WHAT YOU NEED TO DO
Look through the listing below and report the lines that have the word "Settings" in them.
*** Opening INPUT DATA ***
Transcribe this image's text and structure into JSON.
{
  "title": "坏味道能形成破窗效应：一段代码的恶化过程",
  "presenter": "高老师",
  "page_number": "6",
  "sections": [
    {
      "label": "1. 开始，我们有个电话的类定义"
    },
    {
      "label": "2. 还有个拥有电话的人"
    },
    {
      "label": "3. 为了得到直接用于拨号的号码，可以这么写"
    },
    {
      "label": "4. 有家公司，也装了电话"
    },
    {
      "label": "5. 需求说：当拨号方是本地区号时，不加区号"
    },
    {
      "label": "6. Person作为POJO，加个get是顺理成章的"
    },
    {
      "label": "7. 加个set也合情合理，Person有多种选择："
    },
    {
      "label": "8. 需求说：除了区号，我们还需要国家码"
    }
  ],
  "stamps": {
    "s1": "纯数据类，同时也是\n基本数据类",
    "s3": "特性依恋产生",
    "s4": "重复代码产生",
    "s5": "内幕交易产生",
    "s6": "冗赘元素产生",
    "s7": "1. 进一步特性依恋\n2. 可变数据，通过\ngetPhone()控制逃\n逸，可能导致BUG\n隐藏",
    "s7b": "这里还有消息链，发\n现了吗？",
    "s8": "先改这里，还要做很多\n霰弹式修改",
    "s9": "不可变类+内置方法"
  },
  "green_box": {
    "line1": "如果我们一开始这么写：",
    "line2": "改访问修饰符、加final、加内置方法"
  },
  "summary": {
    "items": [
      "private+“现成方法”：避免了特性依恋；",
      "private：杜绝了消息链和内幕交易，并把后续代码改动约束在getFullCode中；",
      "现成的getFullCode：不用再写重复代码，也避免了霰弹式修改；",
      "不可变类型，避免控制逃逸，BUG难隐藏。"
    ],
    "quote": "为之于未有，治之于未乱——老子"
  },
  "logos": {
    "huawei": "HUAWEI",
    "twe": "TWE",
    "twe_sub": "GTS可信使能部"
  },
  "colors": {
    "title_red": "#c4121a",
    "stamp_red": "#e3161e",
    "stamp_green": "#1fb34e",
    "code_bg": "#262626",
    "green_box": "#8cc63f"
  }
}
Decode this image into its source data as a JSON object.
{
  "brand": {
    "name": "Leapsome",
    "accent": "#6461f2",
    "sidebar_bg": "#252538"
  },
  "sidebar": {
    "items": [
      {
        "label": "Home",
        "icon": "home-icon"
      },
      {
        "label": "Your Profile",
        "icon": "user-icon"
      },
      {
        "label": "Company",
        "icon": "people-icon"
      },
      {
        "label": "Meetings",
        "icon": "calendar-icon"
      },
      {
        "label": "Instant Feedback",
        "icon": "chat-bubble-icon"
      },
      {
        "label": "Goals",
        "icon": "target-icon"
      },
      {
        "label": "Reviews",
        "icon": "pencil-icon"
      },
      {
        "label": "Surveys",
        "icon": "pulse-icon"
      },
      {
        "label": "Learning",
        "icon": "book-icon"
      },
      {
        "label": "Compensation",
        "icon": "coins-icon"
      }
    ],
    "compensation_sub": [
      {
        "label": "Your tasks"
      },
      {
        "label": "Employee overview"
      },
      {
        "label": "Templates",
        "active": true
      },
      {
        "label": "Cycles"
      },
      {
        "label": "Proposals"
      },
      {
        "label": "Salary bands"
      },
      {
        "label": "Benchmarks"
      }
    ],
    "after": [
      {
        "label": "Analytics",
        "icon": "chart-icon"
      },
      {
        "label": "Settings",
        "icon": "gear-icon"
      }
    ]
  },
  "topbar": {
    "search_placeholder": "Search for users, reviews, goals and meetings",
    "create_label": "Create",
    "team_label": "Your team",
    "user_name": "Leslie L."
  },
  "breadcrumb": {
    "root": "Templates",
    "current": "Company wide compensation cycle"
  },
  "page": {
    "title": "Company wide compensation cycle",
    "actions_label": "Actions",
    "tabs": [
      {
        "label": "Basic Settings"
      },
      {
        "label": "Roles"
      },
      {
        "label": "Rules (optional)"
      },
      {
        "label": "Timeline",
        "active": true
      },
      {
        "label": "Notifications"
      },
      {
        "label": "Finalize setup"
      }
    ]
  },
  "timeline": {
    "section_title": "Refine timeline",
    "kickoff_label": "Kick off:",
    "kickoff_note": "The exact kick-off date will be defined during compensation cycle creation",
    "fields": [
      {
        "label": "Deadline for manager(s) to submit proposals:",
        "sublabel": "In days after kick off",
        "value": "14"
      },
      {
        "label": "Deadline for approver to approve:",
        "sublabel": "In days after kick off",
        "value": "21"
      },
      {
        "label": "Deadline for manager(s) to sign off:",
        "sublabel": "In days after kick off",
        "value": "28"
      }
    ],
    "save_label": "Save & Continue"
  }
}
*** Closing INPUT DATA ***
RESULT OF THE TASK
        "label": "Settings",
        "label": "Basic Settings"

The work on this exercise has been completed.